**EXERCISE PROMPT:** Where in the material does the word "true" appear? Copy each line that has it.
--------------------------------
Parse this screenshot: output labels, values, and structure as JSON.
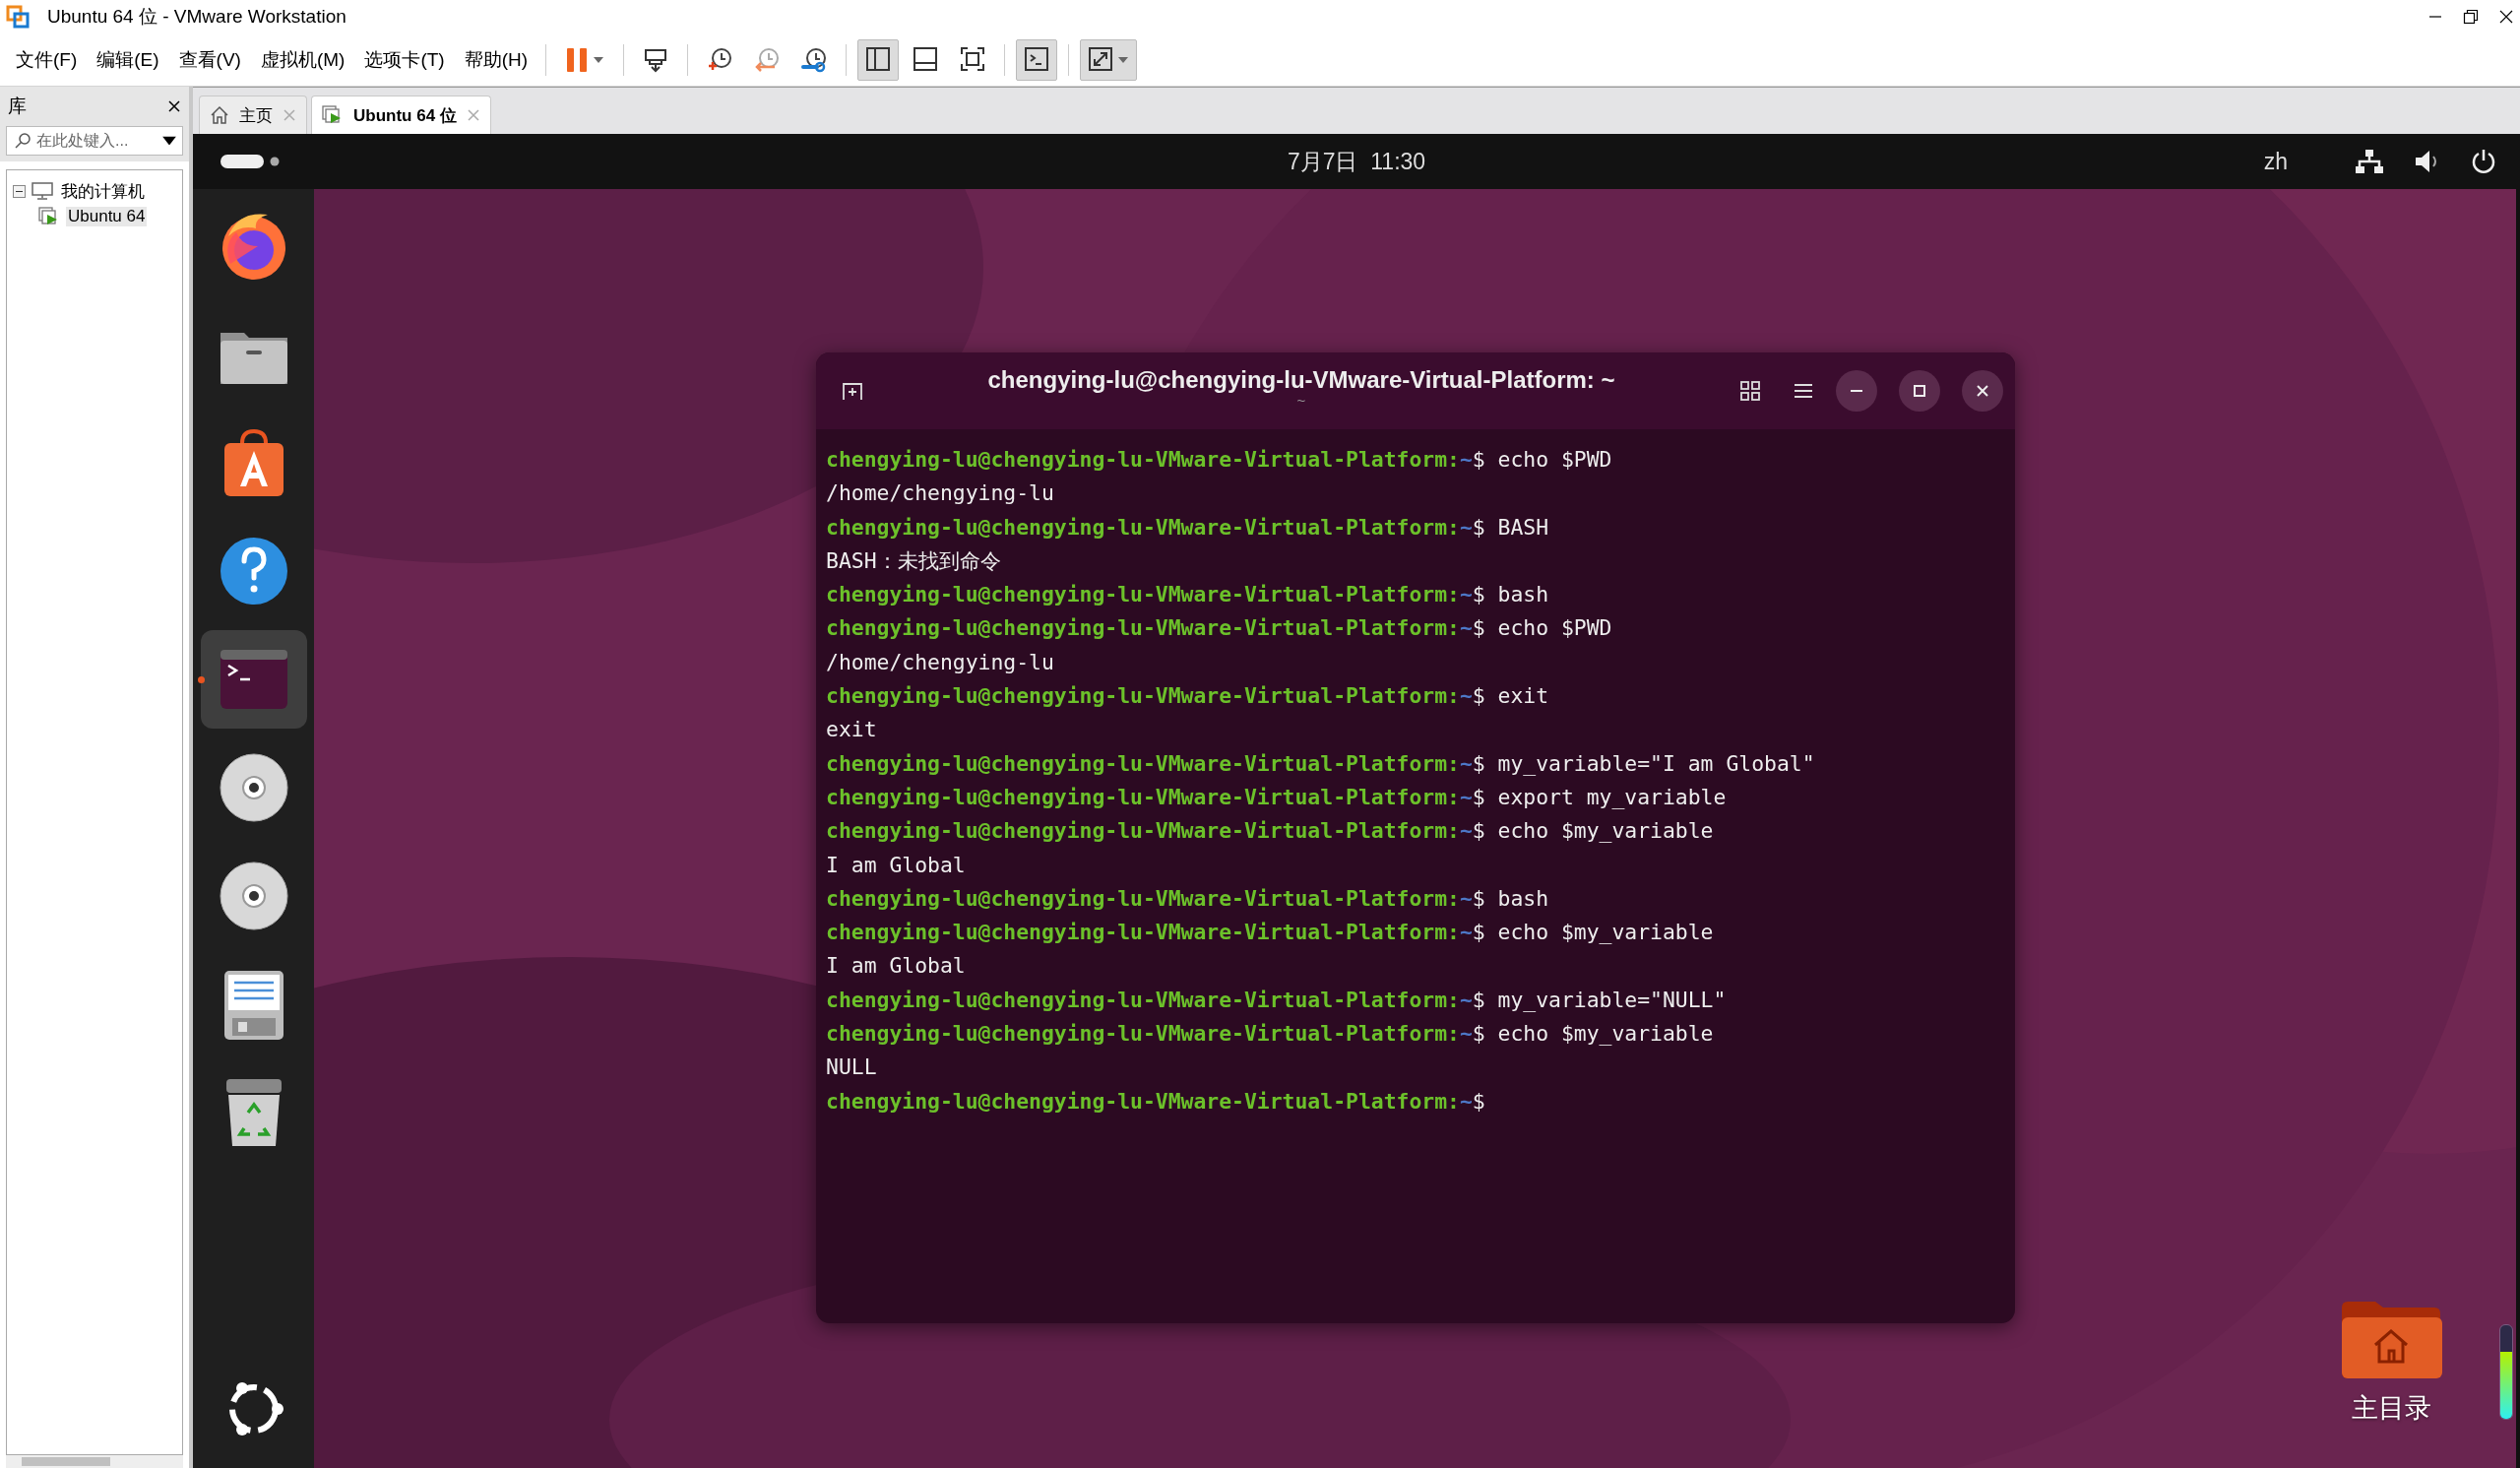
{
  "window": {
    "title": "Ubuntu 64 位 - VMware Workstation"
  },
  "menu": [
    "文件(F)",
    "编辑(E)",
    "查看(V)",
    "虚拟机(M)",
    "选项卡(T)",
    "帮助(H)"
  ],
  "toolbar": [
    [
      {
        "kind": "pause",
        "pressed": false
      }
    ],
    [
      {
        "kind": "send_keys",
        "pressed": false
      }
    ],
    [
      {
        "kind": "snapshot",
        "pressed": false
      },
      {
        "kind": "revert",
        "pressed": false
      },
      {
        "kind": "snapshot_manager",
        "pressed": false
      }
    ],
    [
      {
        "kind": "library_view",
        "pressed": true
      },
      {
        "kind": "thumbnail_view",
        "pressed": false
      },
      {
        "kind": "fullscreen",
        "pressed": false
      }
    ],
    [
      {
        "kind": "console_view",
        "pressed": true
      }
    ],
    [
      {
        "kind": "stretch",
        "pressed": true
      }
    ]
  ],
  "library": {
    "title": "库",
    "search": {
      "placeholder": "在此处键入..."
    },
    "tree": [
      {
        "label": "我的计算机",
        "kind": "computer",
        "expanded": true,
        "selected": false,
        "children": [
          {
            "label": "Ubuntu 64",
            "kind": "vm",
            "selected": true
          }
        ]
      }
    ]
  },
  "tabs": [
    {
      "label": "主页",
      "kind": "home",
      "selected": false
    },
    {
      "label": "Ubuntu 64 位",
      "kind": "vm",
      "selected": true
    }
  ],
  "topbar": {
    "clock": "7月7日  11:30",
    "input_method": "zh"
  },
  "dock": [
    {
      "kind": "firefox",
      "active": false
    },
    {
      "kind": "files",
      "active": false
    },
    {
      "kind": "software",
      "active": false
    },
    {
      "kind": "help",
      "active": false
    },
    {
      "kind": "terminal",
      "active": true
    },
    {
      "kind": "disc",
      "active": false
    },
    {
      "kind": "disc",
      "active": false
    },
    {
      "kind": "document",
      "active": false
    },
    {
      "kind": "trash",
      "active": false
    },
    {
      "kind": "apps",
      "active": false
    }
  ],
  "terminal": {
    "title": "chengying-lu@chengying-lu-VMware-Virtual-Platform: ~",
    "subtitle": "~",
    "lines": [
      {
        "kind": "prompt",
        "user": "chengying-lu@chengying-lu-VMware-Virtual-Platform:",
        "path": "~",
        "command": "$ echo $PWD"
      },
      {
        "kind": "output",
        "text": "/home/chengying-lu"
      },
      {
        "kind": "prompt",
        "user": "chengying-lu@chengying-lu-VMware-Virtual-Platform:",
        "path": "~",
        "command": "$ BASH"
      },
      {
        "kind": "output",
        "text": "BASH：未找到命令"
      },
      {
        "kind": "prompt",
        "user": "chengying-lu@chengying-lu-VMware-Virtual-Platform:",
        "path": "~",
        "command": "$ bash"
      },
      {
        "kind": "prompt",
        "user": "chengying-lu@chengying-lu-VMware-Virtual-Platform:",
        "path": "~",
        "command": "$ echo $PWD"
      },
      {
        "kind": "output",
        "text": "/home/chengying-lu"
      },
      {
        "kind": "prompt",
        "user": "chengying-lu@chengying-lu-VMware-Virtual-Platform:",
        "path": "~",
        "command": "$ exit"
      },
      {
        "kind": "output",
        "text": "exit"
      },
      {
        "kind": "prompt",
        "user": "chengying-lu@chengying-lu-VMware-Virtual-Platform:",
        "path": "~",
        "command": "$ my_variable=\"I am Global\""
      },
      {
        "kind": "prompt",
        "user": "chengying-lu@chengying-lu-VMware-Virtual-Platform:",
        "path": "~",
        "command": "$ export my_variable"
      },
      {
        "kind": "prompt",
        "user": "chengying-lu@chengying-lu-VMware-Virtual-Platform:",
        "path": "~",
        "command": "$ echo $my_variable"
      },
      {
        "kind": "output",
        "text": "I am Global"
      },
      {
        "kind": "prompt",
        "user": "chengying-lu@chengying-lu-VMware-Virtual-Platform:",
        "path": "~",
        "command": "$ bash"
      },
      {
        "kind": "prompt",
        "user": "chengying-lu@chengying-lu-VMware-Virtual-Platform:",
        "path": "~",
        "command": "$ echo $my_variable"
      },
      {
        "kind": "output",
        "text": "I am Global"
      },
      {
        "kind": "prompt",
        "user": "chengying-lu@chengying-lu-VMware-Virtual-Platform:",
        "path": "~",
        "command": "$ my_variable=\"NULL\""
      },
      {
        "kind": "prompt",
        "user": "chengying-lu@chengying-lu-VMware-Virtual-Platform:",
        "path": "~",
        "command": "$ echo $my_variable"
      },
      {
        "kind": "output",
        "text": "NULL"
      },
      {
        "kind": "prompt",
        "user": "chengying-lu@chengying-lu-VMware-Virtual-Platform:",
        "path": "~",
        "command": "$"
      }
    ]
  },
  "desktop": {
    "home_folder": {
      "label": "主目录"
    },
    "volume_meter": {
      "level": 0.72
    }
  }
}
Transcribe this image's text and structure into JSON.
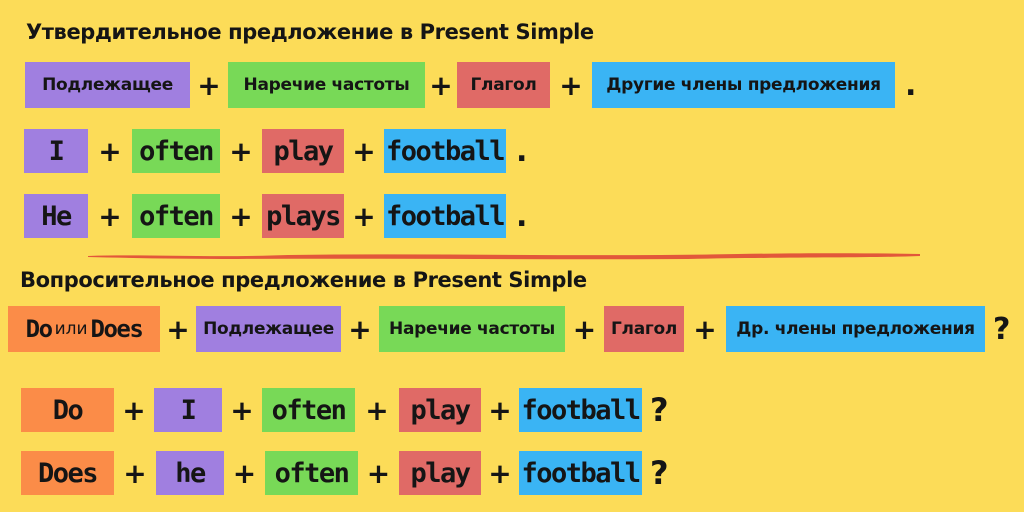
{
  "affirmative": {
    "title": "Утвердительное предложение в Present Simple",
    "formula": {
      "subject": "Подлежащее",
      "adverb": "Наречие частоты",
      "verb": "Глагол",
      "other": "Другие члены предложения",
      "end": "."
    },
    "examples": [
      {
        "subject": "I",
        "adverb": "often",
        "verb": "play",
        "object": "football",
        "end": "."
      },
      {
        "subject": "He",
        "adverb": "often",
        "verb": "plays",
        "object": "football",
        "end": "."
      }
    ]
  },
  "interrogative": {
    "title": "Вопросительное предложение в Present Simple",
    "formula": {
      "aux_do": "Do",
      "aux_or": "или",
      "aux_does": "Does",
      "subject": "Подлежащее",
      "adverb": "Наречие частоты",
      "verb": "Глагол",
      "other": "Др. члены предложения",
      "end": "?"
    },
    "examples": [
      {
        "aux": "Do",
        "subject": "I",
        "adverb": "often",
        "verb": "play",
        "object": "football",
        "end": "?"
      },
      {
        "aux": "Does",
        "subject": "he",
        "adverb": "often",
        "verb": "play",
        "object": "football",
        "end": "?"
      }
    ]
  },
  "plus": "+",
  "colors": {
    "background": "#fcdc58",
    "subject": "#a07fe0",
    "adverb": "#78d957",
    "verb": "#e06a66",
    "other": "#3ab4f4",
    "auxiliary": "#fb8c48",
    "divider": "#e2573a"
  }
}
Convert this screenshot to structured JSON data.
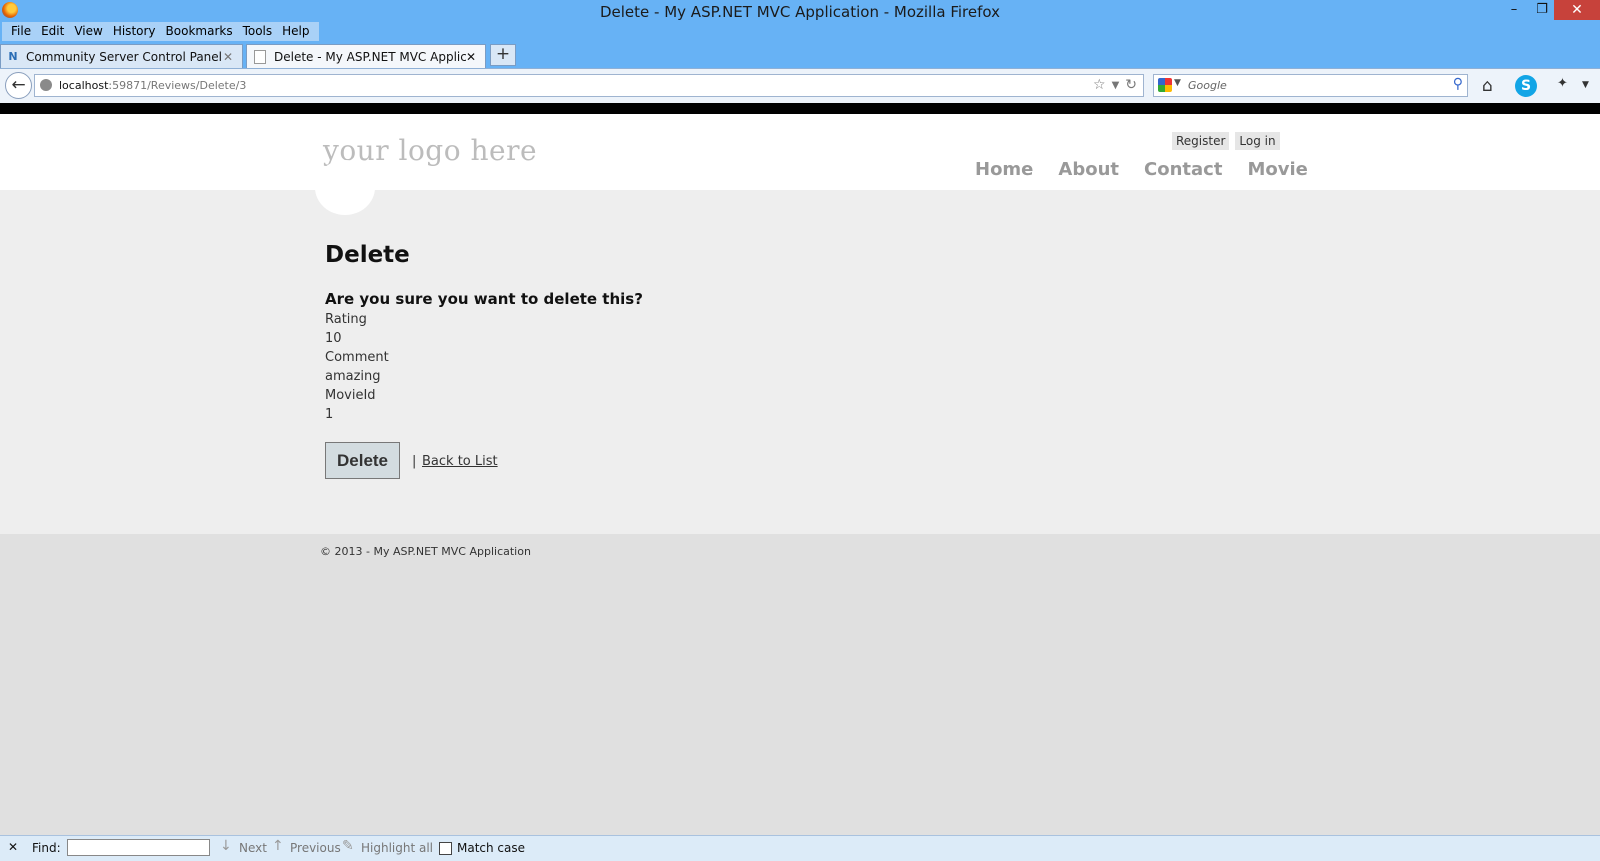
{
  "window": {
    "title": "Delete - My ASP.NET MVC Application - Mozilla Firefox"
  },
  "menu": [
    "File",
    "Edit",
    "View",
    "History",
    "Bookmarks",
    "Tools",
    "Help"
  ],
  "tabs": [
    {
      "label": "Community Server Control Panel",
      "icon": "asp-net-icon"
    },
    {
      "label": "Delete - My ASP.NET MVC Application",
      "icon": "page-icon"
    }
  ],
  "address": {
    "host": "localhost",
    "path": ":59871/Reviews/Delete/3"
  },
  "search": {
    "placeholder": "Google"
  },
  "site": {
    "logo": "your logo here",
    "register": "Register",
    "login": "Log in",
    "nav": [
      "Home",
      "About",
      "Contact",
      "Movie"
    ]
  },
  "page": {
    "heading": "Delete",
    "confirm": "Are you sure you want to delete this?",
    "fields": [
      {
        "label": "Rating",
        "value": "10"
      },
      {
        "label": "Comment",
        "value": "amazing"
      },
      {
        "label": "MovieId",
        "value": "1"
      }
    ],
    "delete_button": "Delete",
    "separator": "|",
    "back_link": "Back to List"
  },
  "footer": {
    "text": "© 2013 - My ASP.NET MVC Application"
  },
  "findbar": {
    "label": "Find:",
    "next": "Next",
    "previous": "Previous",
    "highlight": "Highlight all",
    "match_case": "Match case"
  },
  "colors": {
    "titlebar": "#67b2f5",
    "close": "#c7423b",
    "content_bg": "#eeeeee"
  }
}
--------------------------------
**OUTPUT OF THE TASK:**
        "pressed": true
        "pressed": true
        "pressed": true
        "expanded": true,
            "selected": true
      "selected": true
      "active": true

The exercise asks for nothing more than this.